Derived terms [ edit ]
Descendants [ edit ]
Translations [ edit ]
principle of conduct
politikë (sq) f Arabic:
سِيَاسَة (ar) f ( siyāsa ) Armenian:
քաղաքականություն (hy) ( kʿałakʿakanutʿyun ) Azerbaijani:
siyasət , (az) politika (az) Belarusian:
палі́тыка f ( palítyka ) Bengali:
নীতি ( nīti ) Bulgarian:
поли́тика (bg) f ( polítika ) Burmese:
ပေါ်လစီ (my) ( paula.ci ) Catalan:
política (ca) f Chinese:
Mandarin: 政策 (zh) ( zhèngcè ), 方針 , (zh) 方针 (zh) ( fāngzhēn ) Czech:
politika (cs) f Danish:
politik (da) c Dutch:
beleid (nl) , n politiek (nl) f Esperanto:
please add this translation if you can Estonian:
poliitika (et) Finnish:
politiikka , (fi) linja (fi) French:
politique (fr) f Galician:
política (gl) f Georgian:
პოლიტიკა ( ṗoliṭiḳa ), პოლიტიკური კურსი ( ṗoliṭiḳuri ḳursi ) German:
Politik (de) , f Handlungsgrundsatz , m Vorgehensweise (de) , f Verfahrensweise , f Richtlinie (de) f Greek:
πολιτική (el) f ( politikí ) Hebrew:
מְדִינִיּוּת (he) f ( mediniyuth ) Hindi:
नीति (hi) f ( nīti ) Hungarian:
politika , (hu) irányelv , (hu) alapelv , (hu) vezérelv , (hu) elv , (hu) előírás , (hu) szabályzat , (hu) szabály , (hu) irányvonal , (hu) célkitűzés (hu) Icelandic:

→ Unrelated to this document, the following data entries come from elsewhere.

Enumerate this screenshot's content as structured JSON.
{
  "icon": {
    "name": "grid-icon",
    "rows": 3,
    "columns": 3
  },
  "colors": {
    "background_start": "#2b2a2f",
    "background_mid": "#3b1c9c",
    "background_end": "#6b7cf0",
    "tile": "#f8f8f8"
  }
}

stefna f Irish:
beartas , m polasaí m Italian:
politica (it) f Japanese:
政策 (ja) ( せいさく, seisaku ), 施策 ( しさく, sisaku ), ポリシー (ja) ( porishī ) Kazakh:
саясат (kk) ( sayasat ), политика ( polïtïka ) Khmer:

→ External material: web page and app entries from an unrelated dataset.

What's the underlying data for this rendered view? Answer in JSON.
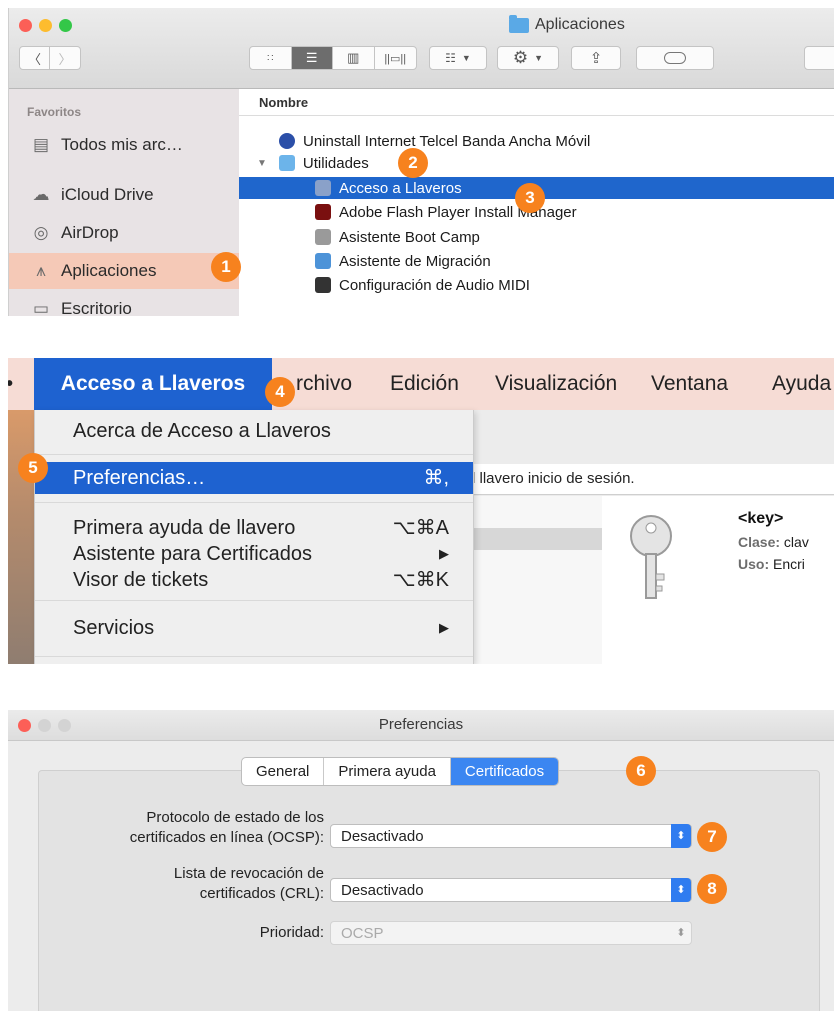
{
  "finder": {
    "window_title": "Aplicaciones",
    "sidebar": {
      "heading": "Favoritos",
      "items": [
        {
          "label": "Todos mis arc…",
          "icon": "documents-icon"
        },
        {
          "label": "iCloud Drive",
          "icon": "cloud-icon"
        },
        {
          "label": "AirDrop",
          "icon": "airdrop-icon"
        },
        {
          "label": "Aplicaciones",
          "icon": "applications-icon",
          "selected": true
        },
        {
          "label": "Escritorio",
          "icon": "desktop-icon"
        }
      ]
    },
    "column_header": "Nombre",
    "rows": [
      {
        "label": "Uninstall Internet Telcel Banda Ancha Móvil",
        "icon": "uninstall-icon"
      },
      {
        "label": "Utilidades",
        "icon": "folder-icon",
        "disclosure": true
      },
      {
        "label": "Acceso a Llaveros",
        "icon": "keychain-icon",
        "selected": true
      },
      {
        "label": "Adobe Flash Player Install Manager",
        "icon": "flash-icon"
      },
      {
        "label": "Asistente Boot Camp",
        "icon": "bootcamp-icon"
      },
      {
        "label": "Asistente de Migración",
        "icon": "migration-icon"
      },
      {
        "label": "Configuración de Audio MIDI",
        "icon": "midi-icon"
      }
    ]
  },
  "menu": {
    "menubar": [
      "Acceso a Llaveros",
      "rchivo",
      "Edición",
      "Visualización",
      "Ventana",
      "Ayuda"
    ],
    "dropdown": [
      {
        "label": "Acerca de Acceso a Llaveros",
        "shortcut": ""
      },
      {
        "label": "Preferencias…",
        "shortcut": "⌘,",
        "highlighted": true
      },
      {
        "label": "Primera ayuda de llavero",
        "shortcut": "⌥⌘A"
      },
      {
        "label": "Asistente para Certificados",
        "shortcut": "▶"
      },
      {
        "label": "Visor de tickets",
        "shortcut": "⌥⌘K"
      },
      {
        "label": "Servicios",
        "shortcut": "▶"
      }
    ],
    "behind": {
      "status_text": "l llavero inicio de sesión.",
      "item_title": "<key>",
      "clase_label": "Clase:",
      "clase_value": "clav",
      "uso_label": "Uso:",
      "uso_value": "Encri"
    }
  },
  "prefs": {
    "window_title": "Preferencias",
    "tabs": [
      "General",
      "Primera ayuda",
      "Certificados"
    ],
    "active_tab": "Certificados",
    "fields": [
      {
        "label_line1": "Protocolo de estado de los",
        "label_line2": "certificados en línea (OCSP):",
        "value": "Desactivado"
      },
      {
        "label_line1": "Lista de revocación de",
        "label_line2": "certificados (CRL):",
        "value": "Desactivado"
      },
      {
        "label_line1": "",
        "label_line2": "Prioridad:",
        "value": "OCSP",
        "disabled": true
      }
    ]
  },
  "badges": [
    "1",
    "2",
    "3",
    "4",
    "5",
    "6",
    "7",
    "8"
  ],
  "colors": {
    "badge": "#f7821e",
    "selection": "#1f66cc",
    "accent": "#3b86f1"
  }
}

នយោបាយ (km) ( nəyyoobaay ) Korean:
정책 (ko) ( jeongchaek ) ( 政策 ) (ko) Kyrgyz:
саясат (ky) ( sayasat ), политика ( politika ) Lao: ນະໂຍບາຍ ( na nyō bāi )
policy ( third-person singular simple present , policies present participle , policying simple past and past participle )
( transitive ) To regulate by laws; to reduce to order.
Policying of cities.
Etymology 2 [ edit ]
Middle French , from police Italian , from polizza Medieval Latin apodissa ( “ receipt for money ” ), from Ancient Greek ἀπόδειξις ( apódeixis, “ proof, declaration ” )
policy ( plural )
( law )
contract of insurance. A document containing or certifying this contract.
Your insurance policy covers fire and theft only.
( obsolete ) An illegal daily lottery in late nineteenth and early twentieth century USA on numbers drawn from a lottery wheel ( no plural) A number pool lottery
Synonyms [ edit ]
Derived terms [ edit ]
Translations [ edit ]
The translations below need to be checked and inserted above into the appropriate translation tables, removing any numbers. Numbers do not necessarily match those in definitions. See instructions at Wiktionary:Entry layout#Translations.
Translations to be checked
Further reading [ edit ]